● **DESCRIPTION OF THE TASK**:
The response should hold every record from the listing that follows, verbatim, and no pictures.

● **DATA SUPPLIED**:
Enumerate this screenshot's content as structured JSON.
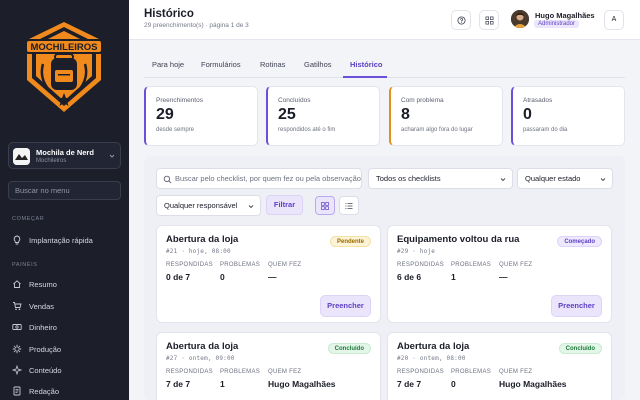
{
  "sidebar": {
    "logo_text": "MOCHILEIROS",
    "store": {
      "name": "Mochila de Nerd",
      "subtitle": "Mochileiros"
    },
    "search_placeholder": "Buscar no menu",
    "sections": [
      {
        "label": "COMEÇAR"
      },
      {
        "label": "PAINÉIS"
      }
    ],
    "items": [
      {
        "label": "Implantação rápida",
        "icon": "lightbulb-icon"
      },
      {
        "label": "Resumo",
        "icon": "home-icon"
      },
      {
        "label": "Vendas",
        "icon": "cart-icon"
      },
      {
        "label": "Dinheiro",
        "icon": "cash-icon"
      },
      {
        "label": "Produção",
        "icon": "gear-icon"
      },
      {
        "label": "Conteúdo",
        "icon": "sparkle-icon"
      },
      {
        "label": "Redação",
        "icon": "document-icon"
      }
    ]
  },
  "header": {
    "title": "Histórico",
    "subtitle": "29 preenchimento(s) · página 1 de 3",
    "user": {
      "name": "Hugo Magalhães",
      "role": "Administrador",
      "initial": "A"
    }
  },
  "tabs": [
    {
      "label": "Para hoje",
      "active": false
    },
    {
      "label": "Formulários",
      "active": false
    },
    {
      "label": "Rotinas",
      "active": false
    },
    {
      "label": "Gatilhos",
      "active": false
    },
    {
      "label": "Histórico",
      "active": true
    }
  ],
  "stats": [
    {
      "label": "Preenchimentos",
      "value": "29",
      "desc": "desde sempre",
      "color": "#6b4fd8"
    },
    {
      "label": "Concluídos",
      "value": "25",
      "desc": "respondidos até o fim",
      "color": "#6b4fd8"
    },
    {
      "label": "Com problema",
      "value": "8",
      "desc": "acharam algo fora do lugar",
      "color": "#e0901d"
    },
    {
      "label": "Atrasados",
      "value": "0",
      "desc": "passaram do dia",
      "color": "#6b4fd8"
    }
  ],
  "filters": {
    "search_placeholder": "Buscar pelo checklist, por quem fez ou pela observação",
    "checklist_select": "Todos os checklists",
    "state_select": "Qualquer estado",
    "responsible_select": "Qualquer responsável",
    "filter_button": "Filtrar"
  },
  "card_labels": {
    "responded": "RESPONDIDAS",
    "problems": "PROBLEMAS",
    "who": "QUEM FEZ",
    "fill_button": "Preencher"
  },
  "cards": [
    {
      "title": "Abertura da loja",
      "meta": "#21 · hoje, 08:00",
      "status": "Pendente",
      "status_kind": "pending",
      "responded": "0 de 7",
      "problems": "0",
      "who": "—",
      "show_button": true
    },
    {
      "title": "Equipamento voltou da rua",
      "meta": "#29 · hoje",
      "status": "Começado",
      "status_kind": "started",
      "responded": "6 de 6",
      "problems": "1",
      "who": "—",
      "show_button": true
    },
    {
      "title": "Abertura da loja",
      "meta": "#27 · ontem, 09:00",
      "status": "Concluído",
      "status_kind": "done",
      "responded": "7 de 7",
      "problems": "1",
      "who": "Hugo Magalhães",
      "show_button": false
    },
    {
      "title": "Abertura da loja",
      "meta": "#20 · ontem, 08:00",
      "status": "Concluído",
      "status_kind": "done",
      "responded": "7 de 7",
      "problems": "0",
      "who": "Hugo Magalhães",
      "show_button": false
    }
  ]
}
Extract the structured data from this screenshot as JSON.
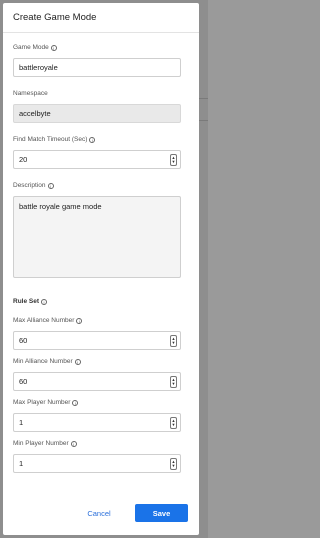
{
  "modal": {
    "title": "Create Game Mode"
  },
  "fields": {
    "game_mode": {
      "label": "Game Mode",
      "value": "battleroyale"
    },
    "namespace": {
      "label": "Namespace",
      "value": "accelbyte"
    },
    "find_match_timeout": {
      "label": "Find Match Timeout (Sec)",
      "value": "20"
    },
    "description": {
      "label": "Description",
      "value": "battle royale game mode"
    }
  },
  "rule_set": {
    "label": "Rule Set",
    "max_alliance": {
      "label": "Max Alliance Number",
      "value": "60"
    },
    "min_alliance": {
      "label": "Min Alliance Number",
      "value": "60"
    },
    "max_player": {
      "label": "Max Player Number",
      "value": "1"
    },
    "min_player": {
      "label": "Min Player Number",
      "value": "1"
    }
  },
  "footer": {
    "cancel_label": "Cancel",
    "save_label": "Save"
  },
  "icons": {
    "info": "info-icon",
    "stepper": "stepper-icon"
  },
  "colors": {
    "primary": "#1a73e8",
    "link": "#2a6fdb"
  }
}
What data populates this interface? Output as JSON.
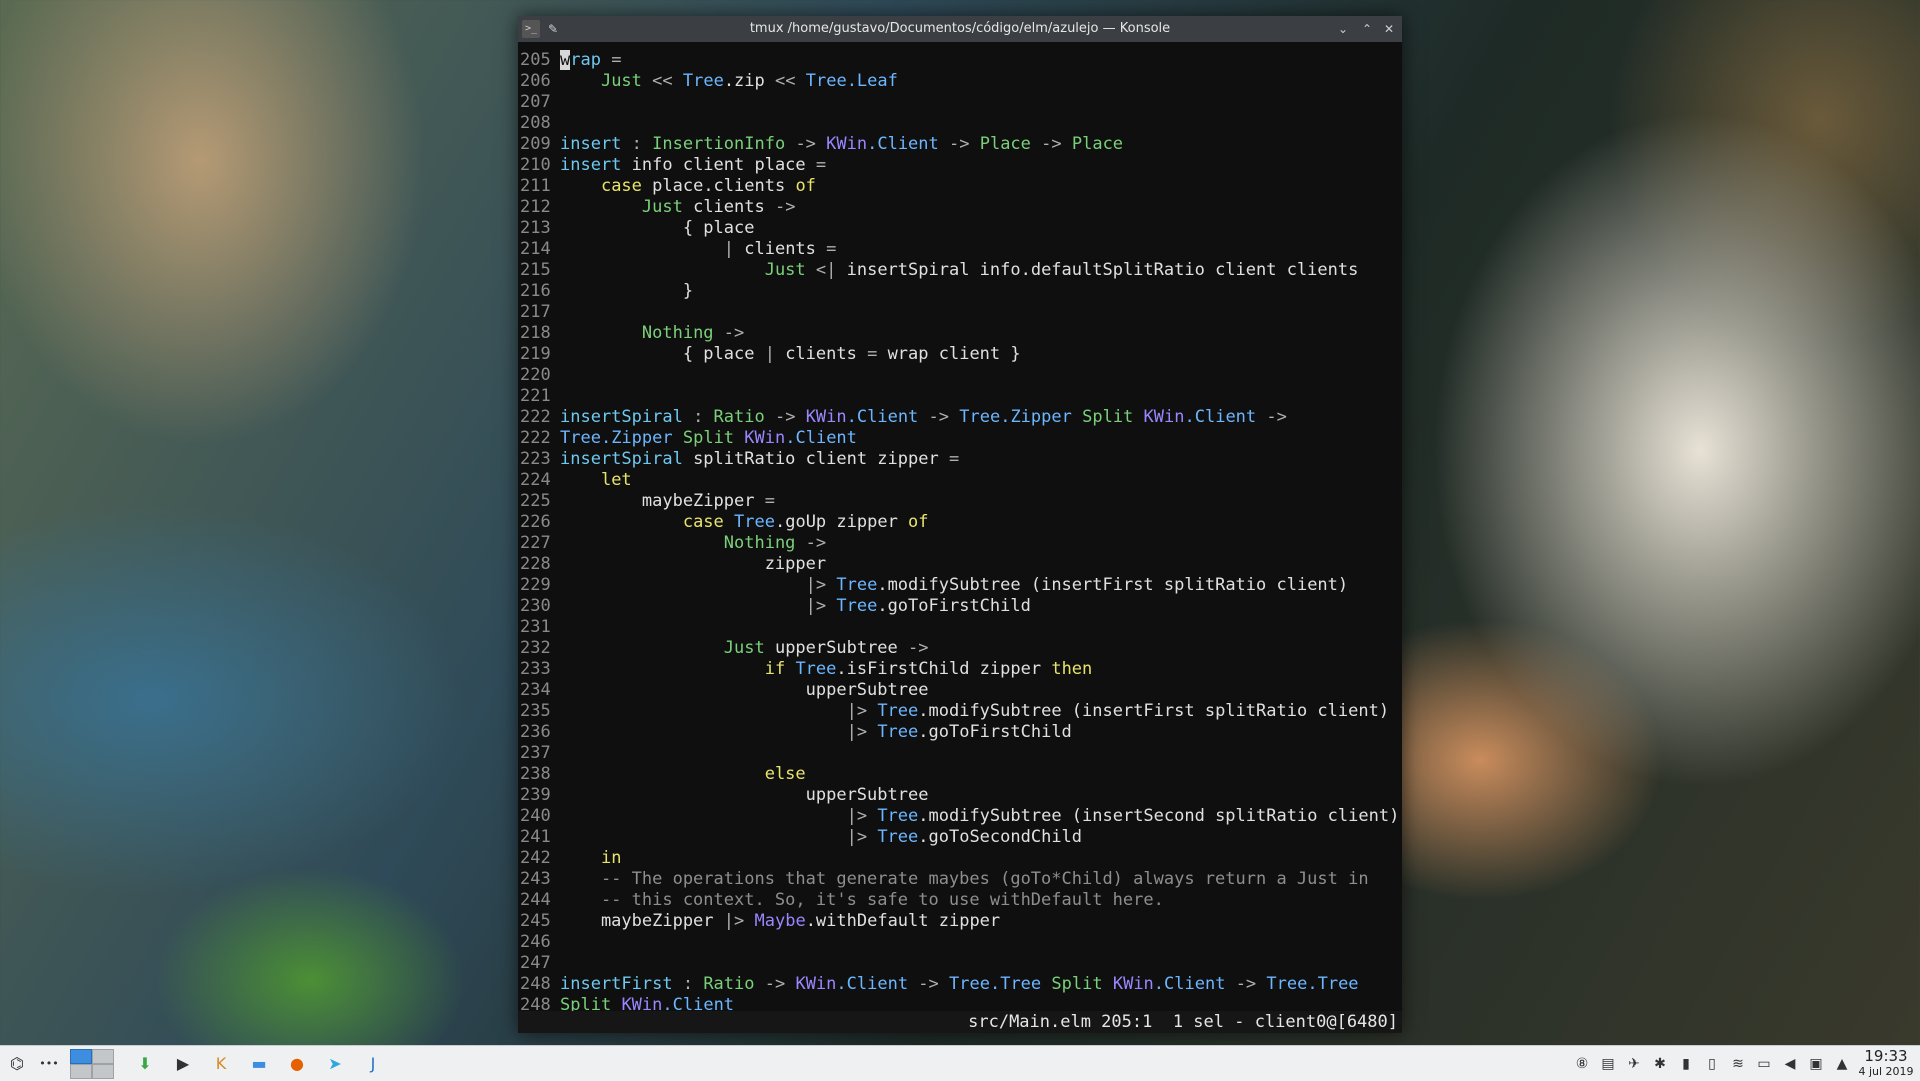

● **ANSWER SECTION**:
Enumerate this screenshot's content as structured JSON.
{
  "sidebar": {
    "logo_text": "MOCHILEIROS",
    "store": {
      "name": "Mochila de Nerd",
      "subtitle": "Mochileiros"
    },
    "search_placeholder": "Buscar no menu",
    "sections": [
      {
        "label": "COMEÇAR"
      },
      {
        "label": "PAINÉIS"
      }
    ],
    "items": [
      {
        "label": "Implantação rápida",
        "icon": "lightbulb-icon"
      },
      {
        "label": "Resumo",
        "icon": "home-icon"
      },
      {
        "label": "Vendas",
        "icon": "cart-icon"
      },
      {
        "label": "Dinheiro",
        "icon": "cash-icon"
      },
      {
        "label": "Produção",
        "icon": "gear-icon"
      },
      {
        "label": "Conteúdo",
        "icon": "sparkle-icon"
      },
      {
        "label": "Redação",
        "icon": "document-icon"
      }
    ]
  },
  "header": {
    "title": "Histórico",
    "subtitle": "29 preenchimento(s) · página 1 de 3",
    "user": {
      "name": "Hugo Magalhães",
      "role": "Administrador",
      "initial": "A"
    }
  },
  "tabs": [
    {
      "label": "Para hoje",
      "active": false
    },
    {
      "label": "Formulários",
      "active": false
    },
    {
      "label": "Rotinas",
      "active": false
    },
    {
      "label": "Gatilhos",
      "active": false
    },
    {
      "label": "Histórico",
      "active": true
    }
  ],
  "stats": [
    {
      "label": "Preenchimentos",
      "value": "29",
      "desc": "desde sempre",
      "color": "#6b4fd8"
    },
    {
      "label": "Concluídos",
      "value": "25",
      "desc": "respondidos até o fim",
      "color": "#6b4fd8"
    },
    {
      "label": "Com problema",
      "value": "8",
      "desc": "acharam algo fora do lugar",
      "color": "#e0901d"
    },
    {
      "label": "Atrasados",
      "value": "0",
      "desc": "passaram do dia",
      "color": "#6b4fd8"
    }
  ],
  "filters": {
    "search_placeholder": "Buscar pelo checklist, por quem fez ou pela observação",
    "checklist_select": "Todos os checklists",
    "state_select": "Qualquer estado",
    "responsible_select": "Qualquer responsável",
    "filter_button": "Filtrar"
  },
  "card_labels": {
    "responded": "RESPONDIDAS",
    "problems": "PROBLEMAS",
    "who": "QUEM FEZ",
    "fill_button": "Preencher"
  },
  "cards": [
    {
      "title": "Abertura da loja",
      "meta": "#21 · hoje, 08:00",
      "status": "Pendente",
      "status_kind": "pending",
      "responded": "0 de 7",
      "problems": "0",
      "who": "—",
      "show_button": true
    },
    {
      "title": "Equipamento voltou da rua",
      "meta": "#29 · hoje",
      "status": "Começado",
      "status_kind": "started",
      "responded": "6 de 6",
      "problems": "1",
      "who": "—",
      "show_button": true
    },
    {
      "title": "Abertura da loja",
      "meta": "#27 · ontem, 09:00",
      "status": "Concluído",
      "status_kind": "done",
      "responded": "7 de 7",
      "problems": "1",
      "who": "Hugo Magalhães",
      "show_button": false
    },
    {
      "title": "Abertura da loja",
      "meta": "#20 · ontem, 08:00",
      "status": "Concluído",
      "status_kind": "done",
      "responded": "7 de 7",
      "problems": "0",
      "who": "Hugo Magalhães",
      "show_button": false
    }
  ]
}
Extract the structured data from this screenshot as JSON.
{
  "modal": {
    "title": "Create Game Mode"
  },
  "fields": {
    "game_mode": {
      "label": "Game Mode",
      "value": "battleroyale"
    },
    "namespace": {
      "label": "Namespace",
      "value": "accelbyte"
    },
    "find_match_timeout": {
      "label": "Find Match Timeout (Sec)",
      "value": "20"
    },
    "description": {
      "label": "Description",
      "value": "battle royale game mode"
    }
  },
  "rule_set": {
    "label": "Rule Set",
    "max_alliance": {
      "label": "Max Alliance Number",
      "value": "60"
    },
    "min_alliance": {
      "label": "Min Alliance Number",
      "value": "60"
    },
    "max_player": {
      "label": "Max Player Number",
      "value": "1"
    },
    "min_player": {
      "label": "Min Player Number",
      "value": "1"
    }
  },
  "footer": {
    "cancel_label": "Cancel",
    "save_label": "Save"
  },
  "icons": {
    "info": "info-icon",
    "stepper": "stepper-icon"
  },
  "colors": {
    "primary": "#1a73e8",
    "link": "#2a6fdb"
  }
}
What data populates this interface? Output as JSON.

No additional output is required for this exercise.